Since forming in 2010, London architecture collective Assemble have explored the many ways we can breathe new life into unused buildings and neglected urban space.
For their first project, the group transformed a derelict petrol station into a cinema – the Cineroleum – and with it demonstrated the potential for reclaiming some of the UK’s 4,000 defunct petrol stations. The following summer, they revamped the underbelly of the A12 flyover by Hackney Wick in east London into a cafe and events space (pictured above).
At the end of its nine-week life, the materials were reused just down the way along the canal: “The timber bricks were made into planters for the playground of a local primary school,” says Alice Edgerley, a founding member of Assemble.
While making the best of otherwise wasted spaces, they also strive to make use of otherwise scrap material, says Edgerley.
“It’s an ambition of ours to be resourceful, and to look at materials which might not usually be considered useful.” She nods to a performance space built on a Dalston demolition site, constructed almost entirely from its rubble – its walls rendered in ‘rubbledash’.
Their latest work, a prototype for affordable workspaces in the Olympic Park, is a contribution to London’s colossal reuse challenge – that of the Olympic legacy infrastructure. The Yardhouse, like most of their work, is itself recyclable and, in a sense, continuous. “The whole thing can be dismantled and built again,” says Edgerley.
Folly for a Flyover
In 2011, Assemble installed a cinema, cafe and performance space (pictured above) in the undercroft-like expanse beneath the A12 dual carriageway by the bank of the canal in Hackney Wick, with a volunteer-built edifice protruding up between the east- and westbound traffic above. Owing to its success, the London Legacy Development Corporation (LLDC) invested in making it a permanent fixture at the site.
Assemble’s first project in July 2010 transformed a defunct petrol station on Clerkenwell Road into a pop-up cinema. Few new materials were used, making the most of existing space and structure. When they haven’t reused, they’ve found new uses for existing materials: the curtains were made from Tyvek, a roofing underlay usually hidden in building rafters.
OTO Projects, Cafe Oto

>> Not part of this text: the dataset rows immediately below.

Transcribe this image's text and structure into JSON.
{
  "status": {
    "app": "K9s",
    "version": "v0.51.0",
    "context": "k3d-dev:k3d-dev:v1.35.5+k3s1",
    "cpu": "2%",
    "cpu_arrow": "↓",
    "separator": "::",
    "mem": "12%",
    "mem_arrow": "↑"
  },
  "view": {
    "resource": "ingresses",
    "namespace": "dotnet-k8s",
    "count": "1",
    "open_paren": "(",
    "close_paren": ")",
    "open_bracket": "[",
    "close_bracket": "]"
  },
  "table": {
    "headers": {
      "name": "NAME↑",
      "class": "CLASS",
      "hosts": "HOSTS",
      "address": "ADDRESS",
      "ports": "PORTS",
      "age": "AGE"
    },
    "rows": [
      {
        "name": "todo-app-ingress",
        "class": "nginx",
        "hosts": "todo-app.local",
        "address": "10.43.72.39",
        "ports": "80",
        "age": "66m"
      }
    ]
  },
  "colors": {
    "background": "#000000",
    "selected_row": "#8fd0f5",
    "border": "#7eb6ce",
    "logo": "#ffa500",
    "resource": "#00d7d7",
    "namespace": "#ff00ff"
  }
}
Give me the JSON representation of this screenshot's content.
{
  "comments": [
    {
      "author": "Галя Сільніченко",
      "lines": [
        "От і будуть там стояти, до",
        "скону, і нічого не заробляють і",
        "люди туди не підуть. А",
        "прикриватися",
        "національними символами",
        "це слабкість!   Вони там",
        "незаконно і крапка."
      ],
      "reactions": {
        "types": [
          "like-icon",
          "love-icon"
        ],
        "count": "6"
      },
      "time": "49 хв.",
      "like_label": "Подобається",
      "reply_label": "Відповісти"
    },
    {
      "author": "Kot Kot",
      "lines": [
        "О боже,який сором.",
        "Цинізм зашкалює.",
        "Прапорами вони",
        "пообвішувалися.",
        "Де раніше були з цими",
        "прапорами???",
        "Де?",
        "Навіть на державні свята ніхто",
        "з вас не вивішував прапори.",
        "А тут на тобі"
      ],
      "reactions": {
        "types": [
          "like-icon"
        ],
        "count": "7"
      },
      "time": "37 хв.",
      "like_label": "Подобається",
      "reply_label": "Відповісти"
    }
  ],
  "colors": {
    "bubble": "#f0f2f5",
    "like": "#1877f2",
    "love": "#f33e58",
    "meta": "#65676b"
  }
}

In 2013, in association with the Barbican, Assemble built a performance space in Dalston for experimental music venue Cafe Oto. Gathering and bagging the earth, gravel and building rubble on site, they transformed waste material into building blocks for the walls for next to nothing, finishing the walls with what they called ‘rubbledash’ and topping it with a timber roof. All the materials can be reused: “It can be knocked down and go back to the state it was in,” says Edgerley.
Baltic Street Adventure Playground
In July 2014 the group helped build an adventure playground from and on a derelict coal site in Dalmarnock, Glasgow. Aiming to meet the need for play areas in an urban environment of relative scarcity, junk materials were transformed into new playground structures.
The Yardhouse, a prototype outside Assemble’s Stratford offices, is a pilot for new affordable workspaces in the Olympic Park, currently housing studio space for 12 artists.